"I never wanted this to happen, but it did and I've got to deal with it and I've got to be smart about it cause this isn't the only season I'm having," Benson said. "This isn't a one season career."
There has been no talk of shutting Benson down for the season or surgery being required.
The Bears aren't in a position where they need Benson to play against the Vikings. The NFC North title and a first round bye are locked up. Thomas Jones is likely to stay in just long enough to get his 1,300 yards rushing and then it will become the Adrian Peterson show.
It would benefit Benson to suit up before the playoffs begin because if doesn't he will have went two months without playing in a game.
However, putting Benson on the field in a meaningless game when his knee hasn't fully recovered would be a risk to him and his teammates. The Bears still don't feel comfortable with Benson being able to handle a blitz pickup, especially with Rex Grossman at quarterback.
"Uh, that would be, yeah, yeah. It would be," said offensive coordinator Ron Turner when asked if Benson trying to protect Grossman would be a dangerous situation.
When asked to compare Benson's knee sprain to that of Thomas Jones, which he played through, Lovie Smith stayed away from the question.
"I don't make comparisons," Smith said. "I just know he is getting better right now, he was on the sidelines earlier, and right now he is carrying the football and we're making progress. He's fresh and seems like he is getting closer."
The disturbing part of the situation is the conflicting stories from Turner and Benson.
On Monday Turner was quoted saying, "I think he should be ready to go." Benson seemed surprised when asked about Turner's comment.
"We kind of came to the conclusion that we were gong to practice this week and see how we feel at the end of the week and make a decision on Friday or Saturday," Benson said.
While Benson isn't afraid of playing through the pain, the 23-year-old is understandably concerned about the long-term future of his career.
"Soreness is OK, you're sore mostly throughout the entire season," Benson said. "But when it's still kind of loose or kind of shaky or not as tight as the other one is then you kind of wonder what's the best thing to be doing."
There are two schools of thought on the subject. Is Benson only worried about his future, which already cost him a preseason, or is it a case of being smart and not rushing back from a knee injury that could turn serious with one hit?
Despite the great season Jones has put together, Benson will challenge for the starting job next season. A torn up knee would change those plans.
The play in which Benson was injured looked gruesome and it was surprising he came away with just a sprain. His durability at Texas appealed to the Bears and was a factor in taking him with the fourth overall pick. The organization made a major commitment to Benson and has a vested interest in him staying on the sideline if he's not 100 percent.

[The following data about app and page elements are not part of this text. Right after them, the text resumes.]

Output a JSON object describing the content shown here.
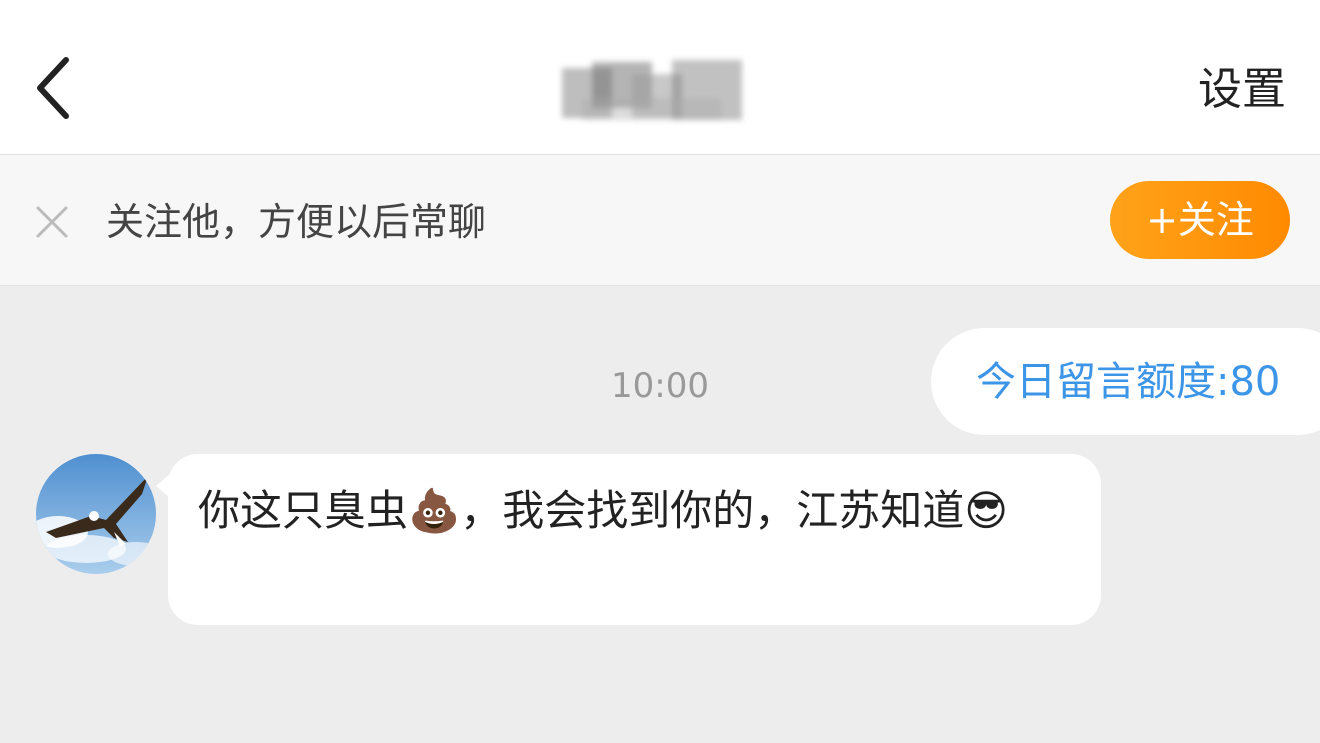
{
  "header": {
    "back_icon": "chevron-left-icon",
    "settings_label": "设置"
  },
  "follow_prompt": {
    "close_icon": "close-icon",
    "text": "关注他，方便以后常聊",
    "button_label": "+关注"
  },
  "chat": {
    "quota_text": "今日留言额度:80",
    "timestamp": "10:00",
    "message": "你这只臭虫💩，我会找到你的，江苏知道😎"
  },
  "colors": {
    "accent_orange": "#ff8a00",
    "quota_blue": "#3d95e8",
    "background": "#ededed"
  }
}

"Cedric is a valuable part of what we're going to do around here for many years and we'll never put him at risk," Smith said.
It might be a different story if a playoff spot were on the line and Jones couldn't play. Since it's not, the smart thing to do is protect a multimillion-dollar investment.